:: DESCRIPTION OF THE TASK ::
The word "scalable" marks the lines to keep; find each one in the data and copy it.

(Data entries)

--------

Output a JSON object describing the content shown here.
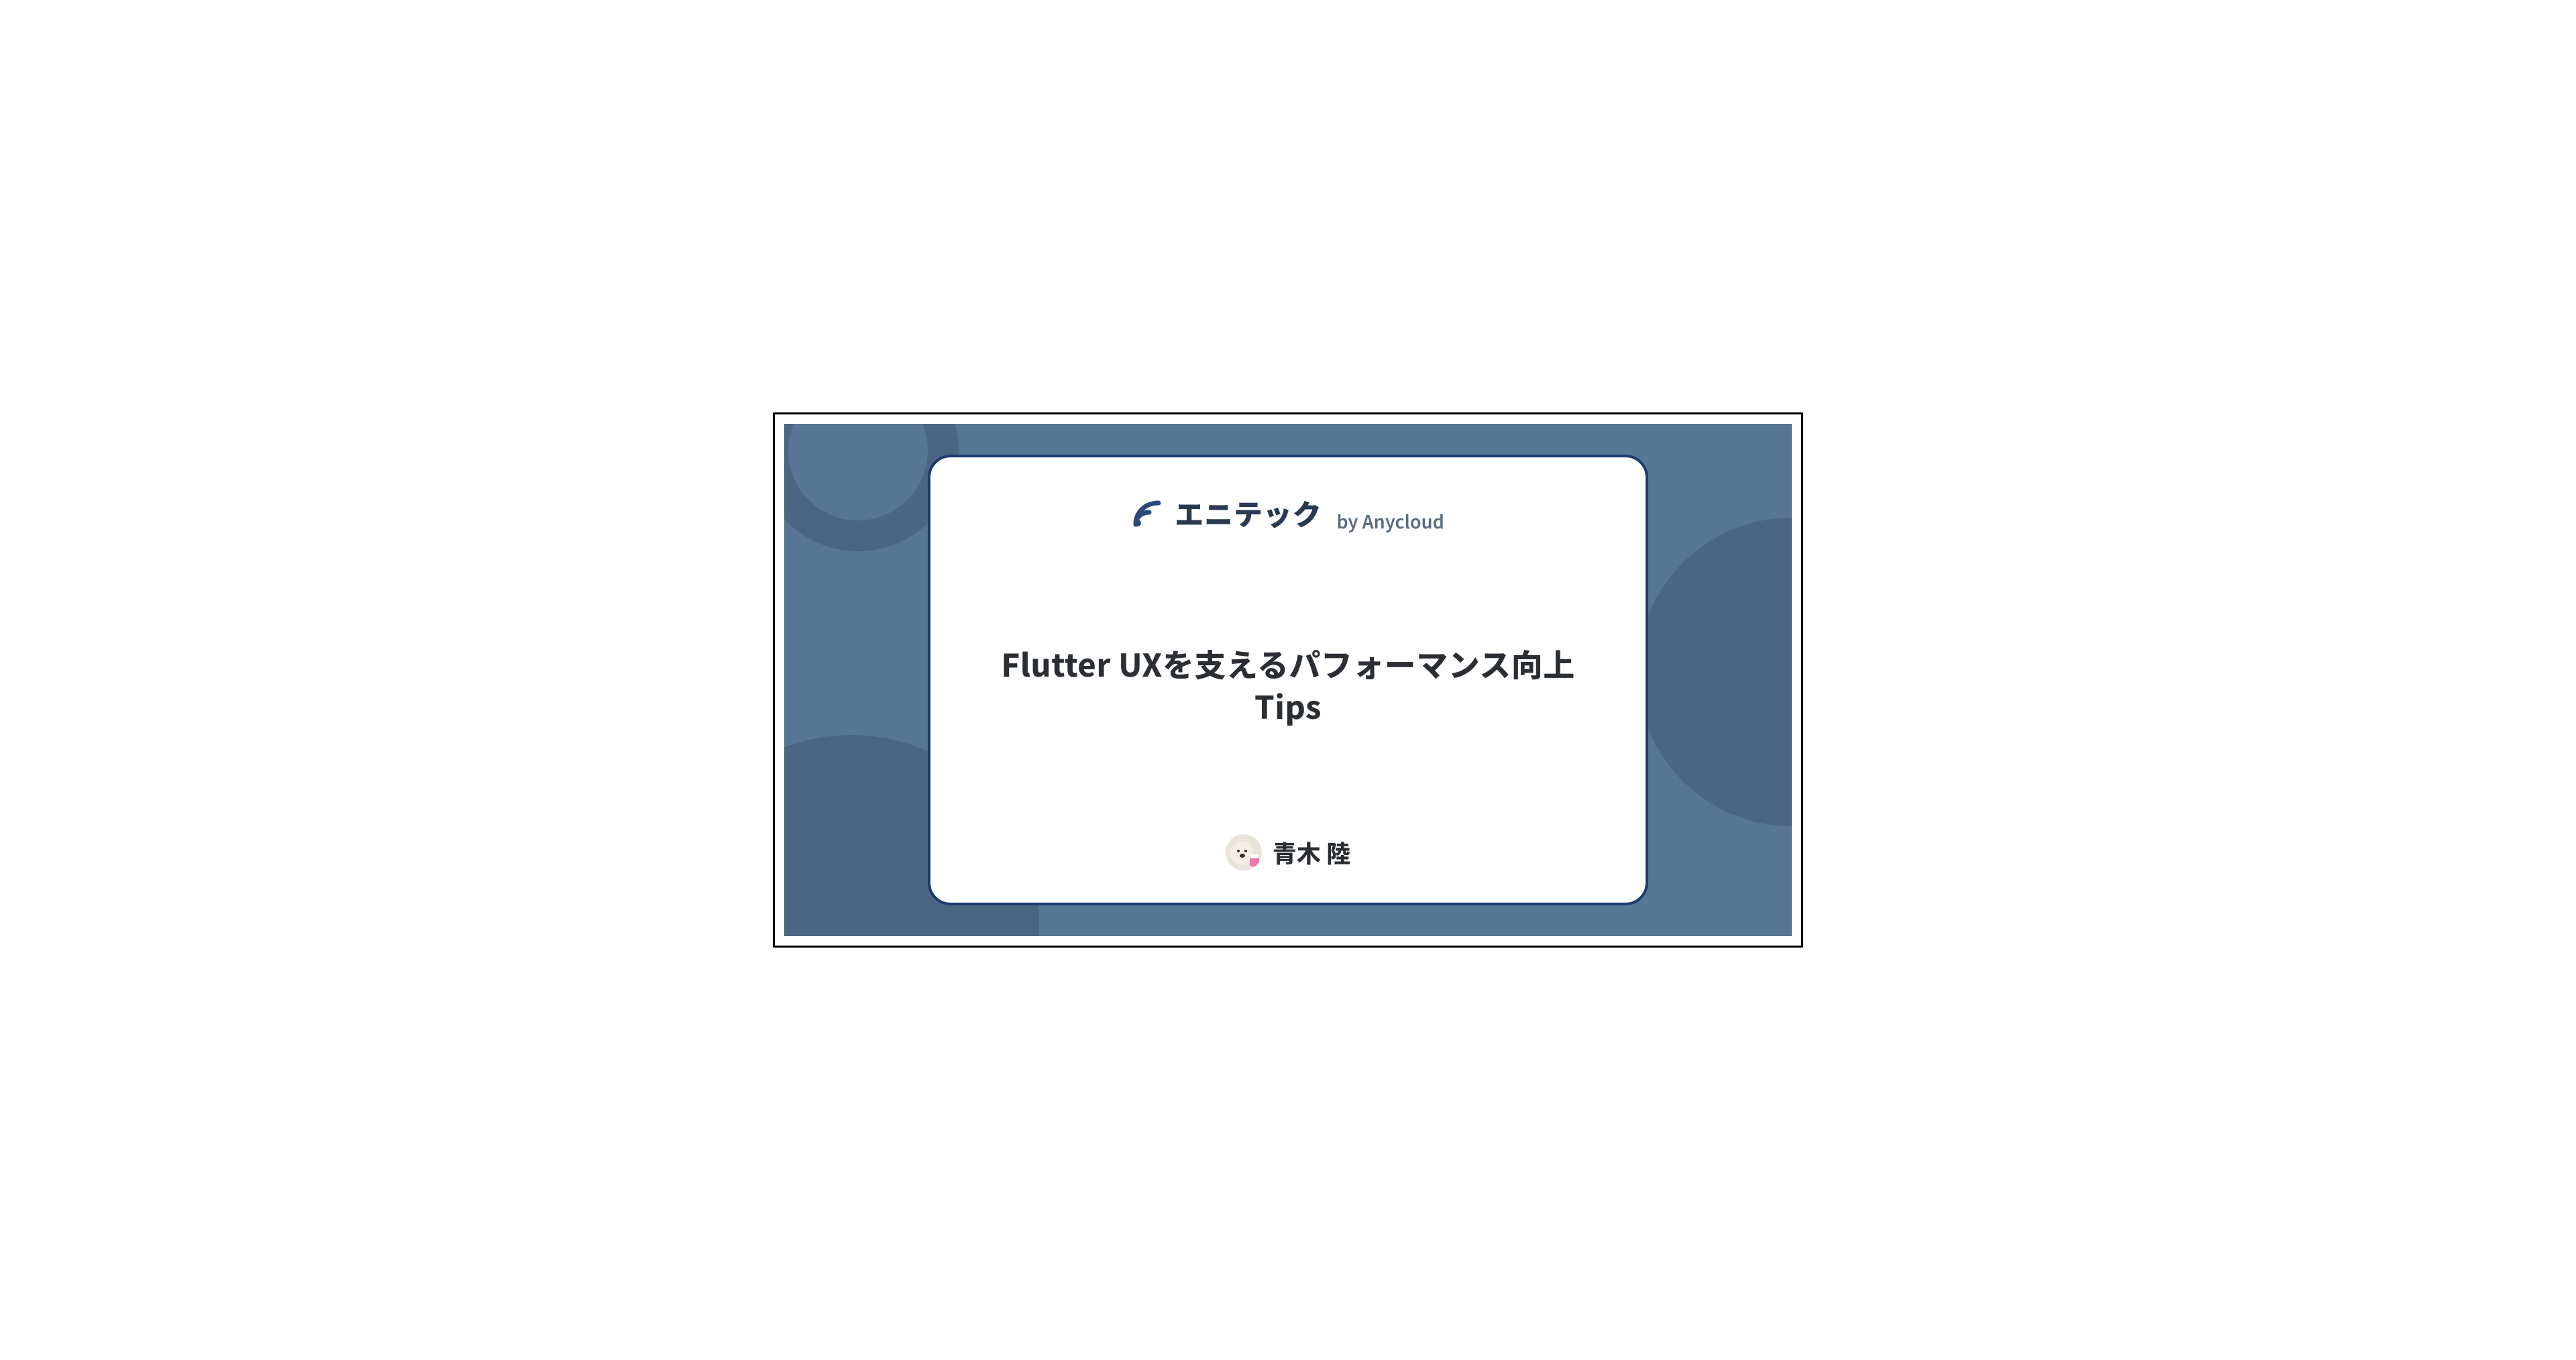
{
  "brand": {
    "name": "エニテック",
    "byline": "by Anycloud"
  },
  "article": {
    "title": "Flutter UXを支えるパフォーマンス向上Tips"
  },
  "author": {
    "name": "青木 陸"
  },
  "colors": {
    "bg": "#577695",
    "shape": "#4a6682",
    "cardBorder": "#1a3a6e",
    "textDark": "#283a52"
  }
}
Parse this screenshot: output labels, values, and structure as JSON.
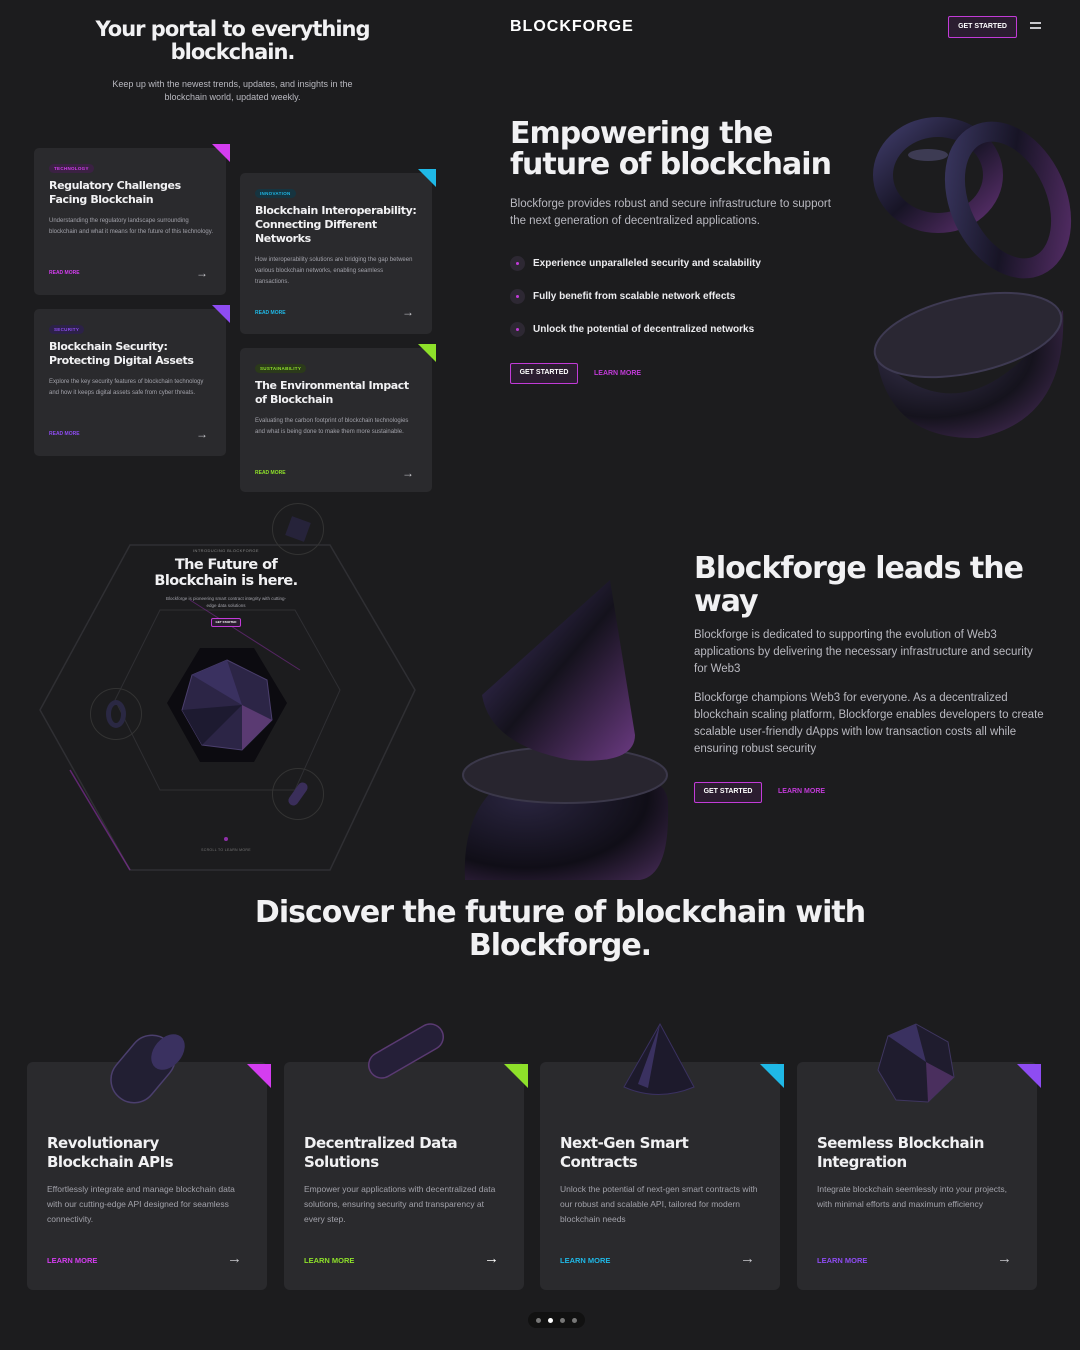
{
  "hero": {
    "title": "Your portal to everything blockchain.",
    "subtitle": "Keep up with the newest trends, updates, and insights in the blockchain world, updated weekly."
  },
  "articles": [
    {
      "tag": "TECHNOLOGY",
      "title": "Regulatory Challenges Facing Blockchain",
      "desc": "Understanding the regulatory landscape surrounding blockchain and what it means for the future of this technology.",
      "link": "READ MORE",
      "color": "#d43df0"
    },
    {
      "tag": "INNOVATION",
      "title": "Blockchain Interoperability: Connecting Different Networks",
      "desc": "How interoperability solutions are bridging the gap between various blockchain networks, enabling seamless transactions.",
      "link": "READ MORE",
      "color": "#1fb8e6"
    },
    {
      "tag": "SECURITY",
      "title": "Blockchain Security: Protecting Digital Assets",
      "desc": "Explore the key security features of blockchain technology and how it keeps digital assets safe from cyber threats.",
      "link": "READ MORE",
      "color": "#8e4cf2"
    },
    {
      "tag": "SUSTAINABILITY",
      "title": "The Environmental Impact of Blockchain",
      "desc": "Evaluating the carbon footprint of blockchain technologies and what is being done to make them more sustainable.",
      "link": "READ MORE",
      "color": "#8ee02a"
    }
  ],
  "nav": {
    "brand": "BLOCKFORGE",
    "cta": "GET STARTED"
  },
  "empower": {
    "title": "Empowering the future of blockchain",
    "desc": "Blockforge provides robust and secure infrastructure to support the next generation of decentralized applications.",
    "bullets": [
      "Experience unparalleled security and scalability",
      "Fully benefit from scalable network effects",
      "Unlock the potential of decentralized networks"
    ],
    "cta": "GET STARTED",
    "link": "LEARN MORE"
  },
  "intro": {
    "eyebrow": "INTRODUCING BLOCKFORGE",
    "title": "The Future of Blockchain is here.",
    "desc": "Blockforge is pioneering smart contract integrity with cutting-edge data solutions",
    "cta": "GET STARTED",
    "scroll": "SCROLL TO LEARN MORE"
  },
  "lead": {
    "title": "Blockforge leads the way",
    "p1": "Blockforge is dedicated to supporting the evolution of Web3 applications by delivering the necessary infrastructure and security for Web3",
    "p2": "Blockforge champions Web3 for everyone. As a decentralized blockchain scaling platform, Blockforge enables developers to create scalable user-friendly dApps with low transaction costs all while ensuring robust security",
    "cta": "GET STARTED",
    "link": "LEARN MORE"
  },
  "discover": {
    "title": "Discover the future of blockchain with Blockforge."
  },
  "features": [
    {
      "title": "Revolutionary Blockchain APIs",
      "desc": "Effortlessly integrate and manage blockchain data with our cutting-edge API designed for seamless connectivity.",
      "link": "LEARN MORE",
      "color": "#d43df0"
    },
    {
      "title": "Decentralized Data Solutions",
      "desc": "Empower your applications with decentralized data solutions, ensuring security and transparency at every step.",
      "link": "LEARN MORE",
      "color": "#8ee02a"
    },
    {
      "title": "Next-Gen Smart Contracts",
      "desc": "Unlock the potential of next-gen smart contracts with our robust and scalable API, tailored for modern blockchain needs",
      "link": "LEARN MORE",
      "color": "#1fb8e6"
    },
    {
      "title": "Seemless Blockchain Integration",
      "desc": "Integrate blockchain seemlessly into your projects, with minimal efforts and maximum efficiency",
      "link": "LEARN MORE",
      "color": "#8e4cf2"
    }
  ],
  "carousel": {
    "active_index": 1,
    "total": 4
  }
}
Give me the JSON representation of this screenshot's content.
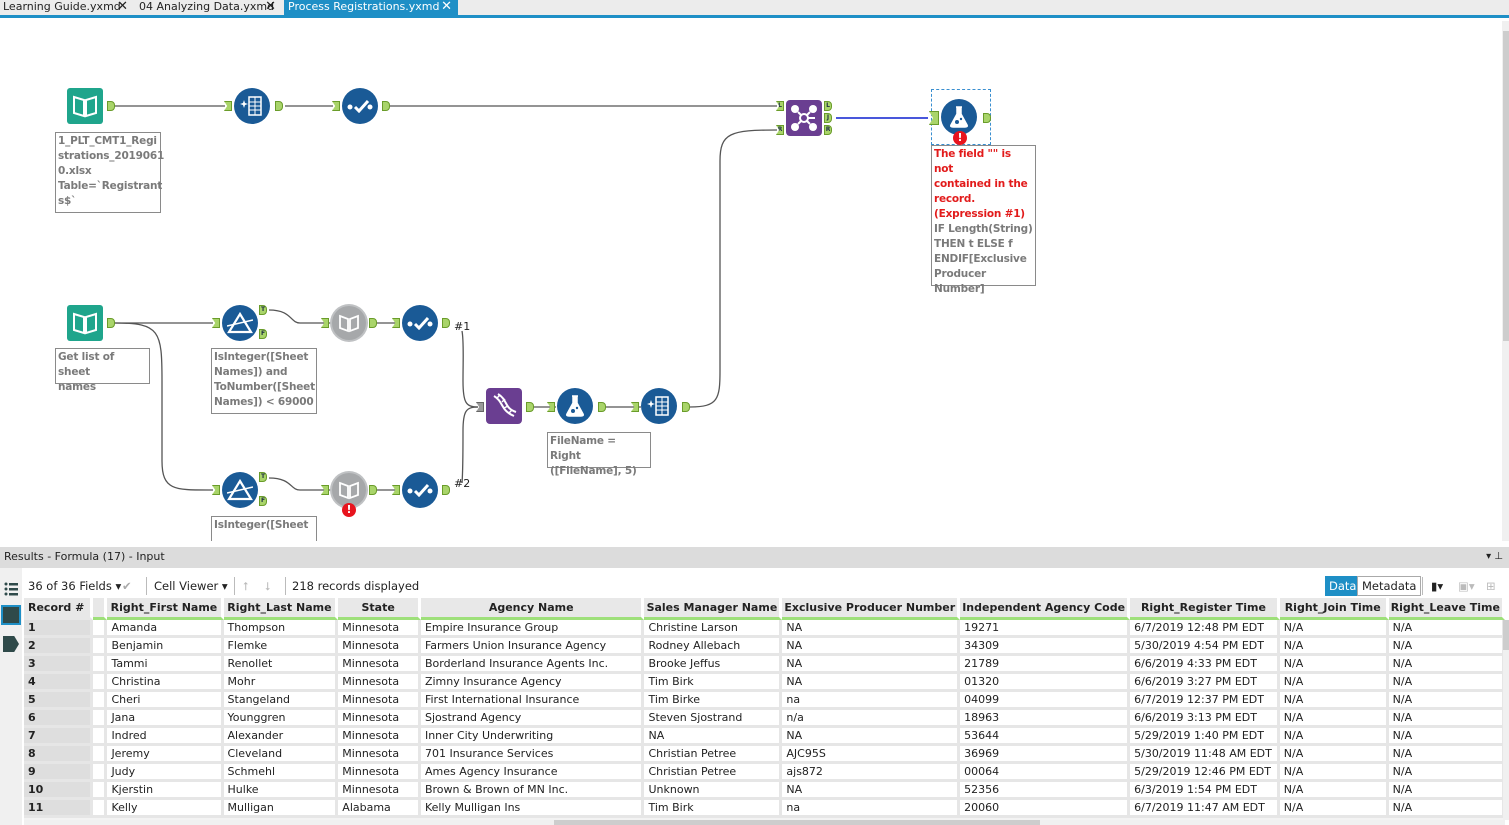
{
  "tabs": [
    {
      "label": "Learning Guide.yxmd",
      "active": false
    },
    {
      "label": "04 Analyzing Data.yxmd",
      "active": false
    },
    {
      "label": "Process Registrations.yxmd",
      "active": true
    }
  ],
  "tab_close_glyph": "✕",
  "canvas": {
    "tools": {
      "input1": {
        "icon": "input-data-book-icon",
        "annotation": "1_PLT_CMT1_Registrations_20190610.xlsx Table=`Registrants$`",
        "annotation_lines": [
          "1_PLT_CMT1_Regi",
          "strations_2019061",
          "0.xlsx",
          "Table=`Registrant",
          "s$`"
        ]
      },
      "input2": {
        "icon": "input-data-book-icon",
        "annotation_lines": [
          "Get list of sheet",
          "names"
        ]
      },
      "filter1": {
        "annotation_lines": [
          "IsInteger([Sheet",
          "Names]) and",
          "ToNumber([Sheet",
          "Names]) < 69000"
        ],
        "anchors": [
          "T",
          "F"
        ]
      },
      "filter2": {
        "annotation_lines": [
          "IsInteger([Sheet"
        ],
        "anchors": [
          "T",
          "F"
        ]
      },
      "formula_mid": {
        "annotation_lines": [
          "FileName = Right",
          "([FileName], 5)"
        ]
      },
      "join": {
        "anchors_in": [
          "L",
          "R"
        ],
        "anchors_out": [
          "L",
          "J",
          "R"
        ]
      },
      "formula_err": {
        "error_lines": [
          "The field \"\" is not",
          "contained in the",
          "record.",
          "(Expression #1)"
        ],
        "expr_lines": [
          "IF Length(String)",
          "THEN t ELSE f",
          "ENDIF[Exclusive",
          "Producer",
          "Number]"
        ]
      }
    },
    "wire_labels": [
      "#1",
      "#2"
    ],
    "error_glyph": "!"
  },
  "results": {
    "title": "Results - Formula (17) - Input",
    "fields_select": "36 of 36 Fields",
    "cell_viewer": "Cell Viewer",
    "records_displayed": "218 records displayed",
    "data_tab": "Data",
    "metadata_tab": "Metadata",
    "columns": [
      "Record #",
      "",
      "Right_First Name",
      "Right_Last Name",
      "State",
      "Agency Name",
      "Sales Manager Name",
      "Exclusive Producer Number",
      "Independent Agency Code",
      "Right_Register Time",
      "Right_Join Time",
      "Right_Leave Time"
    ],
    "rows": [
      [
        "1",
        "",
        "Amanda",
        "Thompson",
        "Minnesota",
        "Empire Insurance Group",
        "Christine Larson",
        "NA",
        "19271",
        "6/7/2019 12:48 PM EDT",
        "N/A",
        "N/A"
      ],
      [
        "2",
        "",
        "Benjamin",
        "Flemke",
        "Minnesota",
        "Farmers Union Insurance Agency",
        "Rodney Allebach",
        "NA",
        "34309",
        "5/30/2019 4:54 PM EDT",
        "N/A",
        "N/A"
      ],
      [
        "3",
        "",
        "Tammi",
        "Renollet",
        "Minnesota",
        "Borderland Insurance Agents Inc.",
        "Brooke Jeffus",
        "NA",
        "21789",
        "6/6/2019 4:33 PM EDT",
        "N/A",
        "N/A"
      ],
      [
        "4",
        "",
        "Christina",
        "Mohr",
        "Minnesota",
        "Zimny Insurance Agency",
        "Tim Birk",
        "NA",
        "01320",
        "6/6/2019 3:27 PM EDT",
        "N/A",
        "N/A"
      ],
      [
        "5",
        "",
        "Cheri",
        "Stangeland",
        "Minnesota",
        "First International Insurance",
        "Tim Birke",
        "na",
        "04099",
        "6/7/2019 12:37 PM EDT",
        "N/A",
        "N/A"
      ],
      [
        "6",
        "",
        "Jana",
        "Younggren",
        "Minnesota",
        "Sjostrand Agency",
        "Steven Sjostrand",
        "n/a",
        "18963",
        "6/6/2019 3:13 PM EDT",
        "N/A",
        "N/A"
      ],
      [
        "7",
        "",
        "Indred",
        "Alexander",
        "Minnesota",
        "Inner City Underwriting",
        "NA",
        "NA",
        "53644",
        "5/29/2019 1:40 PM EDT",
        "N/A",
        "N/A"
      ],
      [
        "8",
        "",
        "Jeremy",
        "Cleveland",
        "Minnesota",
        "701 Insurance Services",
        "Christian Petree",
        "AJC95S",
        "36969",
        "5/30/2019 11:48 AM EDT",
        "N/A",
        "N/A"
      ],
      [
        "9",
        "",
        "Judy",
        "Schmehl",
        "Minnesota",
        "Ames Agency Insurance",
        "Christian Petree",
        "ajs872",
        "00064",
        "5/29/2019 12:46 PM EDT",
        "N/A",
        "N/A"
      ],
      [
        "10",
        "",
        "Kjerstin",
        "Hulke",
        "Minnesota",
        "Brown & Brown of MN Inc.",
        "Unknown",
        "NA",
        "52356",
        "6/3/2019 1:54 PM EDT",
        "N/A",
        "N/A"
      ],
      [
        "11",
        "",
        "Kelly",
        "Mulligan",
        "Alabama",
        "Kelly Mulligan Ins",
        "Tim Birk",
        "na",
        "20060",
        "6/7/2019 11:47 AM EDT",
        "N/A",
        "N/A"
      ]
    ]
  }
}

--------

:: RESULT FOR THIS TASK ::
      "Fully benefit from scalable network effects",
    "p2": "Blockforge champions Web3 for everyone. As a decentralized blockchain scaling platform, Blockforge enables developers to create scalable user-friendly dApps with low transaction costs all while ensuring robust security",
      "desc": "Unlock the potential of next-gen smart contracts with our robust and scalable API, tailored for modern blockchain needs",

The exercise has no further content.